This illustration shows what the TRAPPIST-1 system might look like from a vantage point near planet TRAPPIST-1f (at right).
The system has been revealed through observations from NASA's Spitzer Space Telescope and the ground-based TRAPPIST (TRAnsiting Planets and PlanetesImals Small Telescope) telescope, as well as other ground-based observatories. The system was named for the TRAPPIST telescope.
The seven planets of TRAPPIST-1 are all Earth-sized and terrestrial, according to research published in 2017 in the journal Nature.
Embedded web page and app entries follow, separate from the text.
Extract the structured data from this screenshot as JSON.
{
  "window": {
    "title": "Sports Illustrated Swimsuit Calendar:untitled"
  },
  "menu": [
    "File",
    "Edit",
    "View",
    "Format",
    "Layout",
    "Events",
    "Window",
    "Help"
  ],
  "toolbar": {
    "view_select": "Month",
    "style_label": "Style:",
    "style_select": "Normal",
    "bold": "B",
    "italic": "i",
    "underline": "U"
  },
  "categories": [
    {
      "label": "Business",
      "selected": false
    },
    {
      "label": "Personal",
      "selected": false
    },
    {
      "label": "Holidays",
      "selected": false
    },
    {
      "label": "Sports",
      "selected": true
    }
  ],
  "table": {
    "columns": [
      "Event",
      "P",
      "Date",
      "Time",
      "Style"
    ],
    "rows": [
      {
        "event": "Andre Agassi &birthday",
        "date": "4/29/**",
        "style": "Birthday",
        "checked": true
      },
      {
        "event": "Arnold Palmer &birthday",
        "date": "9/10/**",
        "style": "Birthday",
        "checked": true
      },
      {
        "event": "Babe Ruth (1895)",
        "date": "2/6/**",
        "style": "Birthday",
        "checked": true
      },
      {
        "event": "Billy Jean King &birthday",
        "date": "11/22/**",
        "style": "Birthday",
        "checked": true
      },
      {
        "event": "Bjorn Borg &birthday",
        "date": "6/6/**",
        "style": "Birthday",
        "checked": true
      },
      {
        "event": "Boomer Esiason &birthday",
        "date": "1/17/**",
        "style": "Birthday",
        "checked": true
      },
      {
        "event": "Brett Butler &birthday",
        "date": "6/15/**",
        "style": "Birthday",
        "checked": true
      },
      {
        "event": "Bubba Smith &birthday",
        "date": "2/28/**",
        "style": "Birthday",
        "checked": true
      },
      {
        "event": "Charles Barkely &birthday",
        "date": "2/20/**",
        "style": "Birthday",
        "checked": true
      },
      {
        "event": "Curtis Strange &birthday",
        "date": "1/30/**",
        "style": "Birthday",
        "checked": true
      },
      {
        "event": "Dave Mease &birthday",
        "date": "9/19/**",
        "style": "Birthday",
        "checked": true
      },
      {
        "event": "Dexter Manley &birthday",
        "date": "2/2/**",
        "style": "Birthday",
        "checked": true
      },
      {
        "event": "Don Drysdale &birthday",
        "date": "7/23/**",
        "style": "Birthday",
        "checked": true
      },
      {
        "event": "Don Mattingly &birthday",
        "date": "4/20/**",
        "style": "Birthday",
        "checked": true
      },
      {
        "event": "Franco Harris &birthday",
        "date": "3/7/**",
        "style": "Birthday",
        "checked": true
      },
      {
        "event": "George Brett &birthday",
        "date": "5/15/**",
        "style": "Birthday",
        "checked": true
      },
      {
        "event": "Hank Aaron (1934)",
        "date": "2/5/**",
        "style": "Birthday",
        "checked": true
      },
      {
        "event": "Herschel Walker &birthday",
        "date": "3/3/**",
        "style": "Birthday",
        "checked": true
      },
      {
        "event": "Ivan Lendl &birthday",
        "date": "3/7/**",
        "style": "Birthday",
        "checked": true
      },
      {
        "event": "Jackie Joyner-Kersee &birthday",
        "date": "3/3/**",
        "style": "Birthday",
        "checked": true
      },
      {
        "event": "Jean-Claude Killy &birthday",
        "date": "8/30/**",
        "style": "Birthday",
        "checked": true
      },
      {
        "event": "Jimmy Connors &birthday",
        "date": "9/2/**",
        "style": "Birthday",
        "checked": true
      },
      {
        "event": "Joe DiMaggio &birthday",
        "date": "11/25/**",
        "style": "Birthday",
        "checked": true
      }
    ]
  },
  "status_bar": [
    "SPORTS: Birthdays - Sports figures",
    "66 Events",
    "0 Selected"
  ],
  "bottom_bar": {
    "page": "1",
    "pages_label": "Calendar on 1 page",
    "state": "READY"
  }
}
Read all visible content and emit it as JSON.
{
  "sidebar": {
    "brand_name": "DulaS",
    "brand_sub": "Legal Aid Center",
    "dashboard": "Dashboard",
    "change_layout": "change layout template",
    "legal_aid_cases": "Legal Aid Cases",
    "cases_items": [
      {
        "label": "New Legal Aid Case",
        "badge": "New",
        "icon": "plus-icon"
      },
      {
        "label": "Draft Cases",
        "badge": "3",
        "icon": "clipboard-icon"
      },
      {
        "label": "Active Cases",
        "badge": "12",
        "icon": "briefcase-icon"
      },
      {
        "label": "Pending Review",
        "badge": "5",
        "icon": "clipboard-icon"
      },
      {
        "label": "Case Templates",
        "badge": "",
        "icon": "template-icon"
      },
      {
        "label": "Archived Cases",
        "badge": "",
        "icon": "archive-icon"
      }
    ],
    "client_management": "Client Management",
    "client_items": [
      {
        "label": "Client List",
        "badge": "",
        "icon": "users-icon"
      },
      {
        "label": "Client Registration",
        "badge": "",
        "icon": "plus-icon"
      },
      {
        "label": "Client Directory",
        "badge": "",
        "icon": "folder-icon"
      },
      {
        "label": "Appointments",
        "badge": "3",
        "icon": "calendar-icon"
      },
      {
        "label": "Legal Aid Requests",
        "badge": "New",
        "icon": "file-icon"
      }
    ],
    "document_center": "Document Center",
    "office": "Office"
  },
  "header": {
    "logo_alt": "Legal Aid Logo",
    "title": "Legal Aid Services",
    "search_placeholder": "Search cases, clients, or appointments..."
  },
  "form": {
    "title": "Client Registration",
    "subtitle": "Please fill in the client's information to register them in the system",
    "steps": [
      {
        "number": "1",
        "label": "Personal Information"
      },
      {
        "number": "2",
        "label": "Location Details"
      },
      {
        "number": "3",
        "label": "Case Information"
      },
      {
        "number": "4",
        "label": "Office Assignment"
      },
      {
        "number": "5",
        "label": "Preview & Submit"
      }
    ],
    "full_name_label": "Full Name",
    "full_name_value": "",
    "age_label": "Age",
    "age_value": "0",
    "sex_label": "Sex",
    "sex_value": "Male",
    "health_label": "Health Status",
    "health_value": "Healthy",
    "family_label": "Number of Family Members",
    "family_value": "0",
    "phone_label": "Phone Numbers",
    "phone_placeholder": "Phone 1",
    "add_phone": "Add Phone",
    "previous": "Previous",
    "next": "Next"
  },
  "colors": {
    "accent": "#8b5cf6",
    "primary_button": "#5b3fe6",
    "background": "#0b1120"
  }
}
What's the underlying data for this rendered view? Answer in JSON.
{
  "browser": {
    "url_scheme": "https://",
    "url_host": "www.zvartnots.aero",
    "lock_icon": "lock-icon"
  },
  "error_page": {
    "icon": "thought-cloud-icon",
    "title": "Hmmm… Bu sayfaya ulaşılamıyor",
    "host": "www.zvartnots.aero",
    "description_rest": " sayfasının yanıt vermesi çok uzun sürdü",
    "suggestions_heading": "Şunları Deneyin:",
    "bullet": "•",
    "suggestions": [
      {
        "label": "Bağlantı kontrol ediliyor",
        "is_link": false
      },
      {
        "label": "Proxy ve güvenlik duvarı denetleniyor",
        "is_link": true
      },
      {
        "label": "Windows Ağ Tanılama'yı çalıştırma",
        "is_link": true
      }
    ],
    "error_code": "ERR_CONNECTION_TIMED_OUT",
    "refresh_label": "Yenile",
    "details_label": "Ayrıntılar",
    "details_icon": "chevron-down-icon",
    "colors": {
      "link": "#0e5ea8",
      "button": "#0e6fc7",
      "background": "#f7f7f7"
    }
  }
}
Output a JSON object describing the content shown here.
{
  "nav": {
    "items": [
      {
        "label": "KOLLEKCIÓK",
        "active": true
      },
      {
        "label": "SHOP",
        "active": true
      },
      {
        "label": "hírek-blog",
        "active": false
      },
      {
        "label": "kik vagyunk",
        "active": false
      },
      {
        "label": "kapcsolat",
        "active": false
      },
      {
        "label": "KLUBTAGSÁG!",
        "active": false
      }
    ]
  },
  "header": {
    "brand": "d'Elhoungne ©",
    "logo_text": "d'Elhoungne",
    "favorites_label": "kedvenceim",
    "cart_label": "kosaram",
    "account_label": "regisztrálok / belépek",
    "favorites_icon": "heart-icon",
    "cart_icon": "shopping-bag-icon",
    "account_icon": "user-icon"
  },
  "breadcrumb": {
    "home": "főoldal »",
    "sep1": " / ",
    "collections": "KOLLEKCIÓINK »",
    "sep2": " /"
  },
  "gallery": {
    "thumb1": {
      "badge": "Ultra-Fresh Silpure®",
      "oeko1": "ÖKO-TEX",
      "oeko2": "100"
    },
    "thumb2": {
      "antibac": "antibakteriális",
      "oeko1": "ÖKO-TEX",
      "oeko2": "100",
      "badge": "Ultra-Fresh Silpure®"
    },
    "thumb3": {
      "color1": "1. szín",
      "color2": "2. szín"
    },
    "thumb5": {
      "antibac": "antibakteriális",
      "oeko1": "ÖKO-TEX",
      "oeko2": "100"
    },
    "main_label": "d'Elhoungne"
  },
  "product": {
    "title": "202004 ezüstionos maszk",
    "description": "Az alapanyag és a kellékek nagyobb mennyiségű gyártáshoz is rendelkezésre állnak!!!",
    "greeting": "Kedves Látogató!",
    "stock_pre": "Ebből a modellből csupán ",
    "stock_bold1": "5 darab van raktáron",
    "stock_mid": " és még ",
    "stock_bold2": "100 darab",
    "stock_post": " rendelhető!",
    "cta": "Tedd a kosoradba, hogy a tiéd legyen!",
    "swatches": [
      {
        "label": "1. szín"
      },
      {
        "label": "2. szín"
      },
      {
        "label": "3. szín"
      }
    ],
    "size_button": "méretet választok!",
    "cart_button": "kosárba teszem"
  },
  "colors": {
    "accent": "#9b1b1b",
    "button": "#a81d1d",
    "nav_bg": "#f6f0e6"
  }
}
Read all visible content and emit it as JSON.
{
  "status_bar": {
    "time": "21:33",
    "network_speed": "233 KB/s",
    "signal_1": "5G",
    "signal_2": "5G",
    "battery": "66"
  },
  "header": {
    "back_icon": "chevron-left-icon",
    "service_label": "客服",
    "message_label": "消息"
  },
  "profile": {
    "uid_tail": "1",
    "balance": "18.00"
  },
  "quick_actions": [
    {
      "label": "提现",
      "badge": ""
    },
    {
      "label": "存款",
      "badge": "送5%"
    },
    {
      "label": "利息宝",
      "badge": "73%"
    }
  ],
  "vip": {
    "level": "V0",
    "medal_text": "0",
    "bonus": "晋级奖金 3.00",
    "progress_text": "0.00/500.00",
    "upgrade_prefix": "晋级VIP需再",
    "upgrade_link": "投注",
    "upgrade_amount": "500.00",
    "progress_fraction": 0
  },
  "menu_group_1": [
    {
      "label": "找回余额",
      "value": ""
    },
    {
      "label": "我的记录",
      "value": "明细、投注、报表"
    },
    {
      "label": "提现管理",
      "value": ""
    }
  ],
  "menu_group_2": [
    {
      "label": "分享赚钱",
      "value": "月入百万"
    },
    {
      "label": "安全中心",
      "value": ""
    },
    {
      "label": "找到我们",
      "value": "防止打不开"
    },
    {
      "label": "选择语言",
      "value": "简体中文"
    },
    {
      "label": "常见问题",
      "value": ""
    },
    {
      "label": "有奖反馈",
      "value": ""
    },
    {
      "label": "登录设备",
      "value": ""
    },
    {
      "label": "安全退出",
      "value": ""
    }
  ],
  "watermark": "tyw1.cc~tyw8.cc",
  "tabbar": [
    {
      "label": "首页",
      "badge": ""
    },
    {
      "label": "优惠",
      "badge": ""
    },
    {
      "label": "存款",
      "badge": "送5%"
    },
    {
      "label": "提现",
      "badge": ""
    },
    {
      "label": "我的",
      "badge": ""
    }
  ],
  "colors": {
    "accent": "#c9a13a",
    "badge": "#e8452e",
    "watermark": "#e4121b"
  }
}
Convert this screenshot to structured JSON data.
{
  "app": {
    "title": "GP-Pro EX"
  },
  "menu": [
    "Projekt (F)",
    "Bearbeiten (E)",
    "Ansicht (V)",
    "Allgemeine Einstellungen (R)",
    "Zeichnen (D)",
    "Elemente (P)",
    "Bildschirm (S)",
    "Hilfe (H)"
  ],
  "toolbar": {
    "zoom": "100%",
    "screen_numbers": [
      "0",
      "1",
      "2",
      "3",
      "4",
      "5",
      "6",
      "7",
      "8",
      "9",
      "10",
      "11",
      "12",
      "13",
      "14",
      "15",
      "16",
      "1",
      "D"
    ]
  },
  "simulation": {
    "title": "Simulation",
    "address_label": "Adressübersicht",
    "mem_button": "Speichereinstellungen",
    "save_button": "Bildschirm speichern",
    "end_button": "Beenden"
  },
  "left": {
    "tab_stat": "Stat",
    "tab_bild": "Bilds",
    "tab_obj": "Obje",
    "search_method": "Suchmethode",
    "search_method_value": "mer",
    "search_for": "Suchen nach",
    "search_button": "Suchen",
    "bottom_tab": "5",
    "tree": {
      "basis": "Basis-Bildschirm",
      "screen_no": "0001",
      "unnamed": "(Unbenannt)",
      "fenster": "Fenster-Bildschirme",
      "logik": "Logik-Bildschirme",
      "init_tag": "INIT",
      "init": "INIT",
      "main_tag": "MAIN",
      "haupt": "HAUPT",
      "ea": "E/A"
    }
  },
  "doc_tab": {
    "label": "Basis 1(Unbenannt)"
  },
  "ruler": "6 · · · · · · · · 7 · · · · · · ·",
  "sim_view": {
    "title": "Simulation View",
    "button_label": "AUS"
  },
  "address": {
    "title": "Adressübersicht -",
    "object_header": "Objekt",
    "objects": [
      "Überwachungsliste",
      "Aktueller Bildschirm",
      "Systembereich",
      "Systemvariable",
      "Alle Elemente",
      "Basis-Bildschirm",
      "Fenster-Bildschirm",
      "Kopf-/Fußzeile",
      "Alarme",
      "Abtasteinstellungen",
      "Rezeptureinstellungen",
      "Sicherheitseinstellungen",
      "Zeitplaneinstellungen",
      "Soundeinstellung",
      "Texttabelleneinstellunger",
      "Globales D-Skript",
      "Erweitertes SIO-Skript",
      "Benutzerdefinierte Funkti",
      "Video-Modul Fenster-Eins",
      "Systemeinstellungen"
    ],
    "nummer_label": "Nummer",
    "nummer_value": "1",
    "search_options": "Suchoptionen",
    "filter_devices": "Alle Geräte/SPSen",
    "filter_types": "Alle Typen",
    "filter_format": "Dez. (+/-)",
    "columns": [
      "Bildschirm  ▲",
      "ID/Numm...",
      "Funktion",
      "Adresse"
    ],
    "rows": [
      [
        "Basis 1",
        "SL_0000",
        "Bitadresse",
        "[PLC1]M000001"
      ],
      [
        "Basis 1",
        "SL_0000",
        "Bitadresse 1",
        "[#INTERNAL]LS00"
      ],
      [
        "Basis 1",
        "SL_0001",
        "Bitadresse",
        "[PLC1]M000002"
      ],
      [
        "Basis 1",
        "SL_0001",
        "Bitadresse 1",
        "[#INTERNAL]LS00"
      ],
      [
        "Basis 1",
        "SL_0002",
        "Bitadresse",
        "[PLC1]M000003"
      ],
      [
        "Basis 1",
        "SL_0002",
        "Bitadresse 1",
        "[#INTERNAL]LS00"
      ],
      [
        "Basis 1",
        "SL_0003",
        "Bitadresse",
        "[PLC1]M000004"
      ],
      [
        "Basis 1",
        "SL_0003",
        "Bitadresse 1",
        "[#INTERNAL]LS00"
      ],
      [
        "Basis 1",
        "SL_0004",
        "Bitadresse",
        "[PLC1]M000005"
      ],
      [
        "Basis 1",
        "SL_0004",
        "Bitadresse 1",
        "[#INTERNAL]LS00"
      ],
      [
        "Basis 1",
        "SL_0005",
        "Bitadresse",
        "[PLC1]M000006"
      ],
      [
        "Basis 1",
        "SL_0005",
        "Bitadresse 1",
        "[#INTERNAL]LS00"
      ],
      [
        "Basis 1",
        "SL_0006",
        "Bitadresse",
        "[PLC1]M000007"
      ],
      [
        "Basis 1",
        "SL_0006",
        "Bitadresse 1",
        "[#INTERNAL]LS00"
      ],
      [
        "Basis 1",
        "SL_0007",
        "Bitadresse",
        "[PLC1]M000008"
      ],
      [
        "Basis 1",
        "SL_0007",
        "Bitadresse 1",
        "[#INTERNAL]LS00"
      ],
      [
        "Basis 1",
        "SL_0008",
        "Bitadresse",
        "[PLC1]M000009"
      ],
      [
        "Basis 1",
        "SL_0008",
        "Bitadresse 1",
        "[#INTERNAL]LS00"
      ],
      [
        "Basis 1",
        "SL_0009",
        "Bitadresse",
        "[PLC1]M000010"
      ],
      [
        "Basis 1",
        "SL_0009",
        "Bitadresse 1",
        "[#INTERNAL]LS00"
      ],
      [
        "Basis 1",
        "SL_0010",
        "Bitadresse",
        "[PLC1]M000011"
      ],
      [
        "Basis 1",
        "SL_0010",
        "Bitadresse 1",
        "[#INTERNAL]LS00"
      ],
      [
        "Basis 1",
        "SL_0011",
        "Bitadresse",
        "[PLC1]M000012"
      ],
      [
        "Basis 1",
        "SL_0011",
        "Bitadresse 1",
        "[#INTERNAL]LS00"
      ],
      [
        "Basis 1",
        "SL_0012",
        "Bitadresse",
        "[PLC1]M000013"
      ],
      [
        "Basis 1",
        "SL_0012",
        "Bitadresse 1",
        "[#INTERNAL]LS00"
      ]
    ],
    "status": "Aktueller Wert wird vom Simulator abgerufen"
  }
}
TRAPPIST-1 is an ultra-cool dwarf star in the constellation Aquarius, and its planets orbit very close to it.
They are likely all tidally locked, meaning the same face of the planet is always pointed at the star, as the same side of our moon is always pointed at Earth. This creates a perpetual night side and perpetual day side on each planet.
TRAPPIST-1b and c receive the most light from the star and would be the warmest. TRAPPIST-1e, f and g all orbit in the habitable zone, the area where liquid water is most likely to be detected. But any of the planets could potentially harbor liquid water, depending on their compositions.
NASA's Jet Propulsion Laboratory, Pasadena, California, manages the Spitzer Space Telescope mission for NASA's Science Mission Directorate, Washington. Science operations are conducted at the Spitzer Science Center at Caltech, also in Pasadena. Spacecraft operations are based at Lockheed Martin Space Systems Company, Littleton, Colorado. Data are archived at the Infrared Science Archive housed at Caltech/IPAC. Caltech manages JPL for NASA.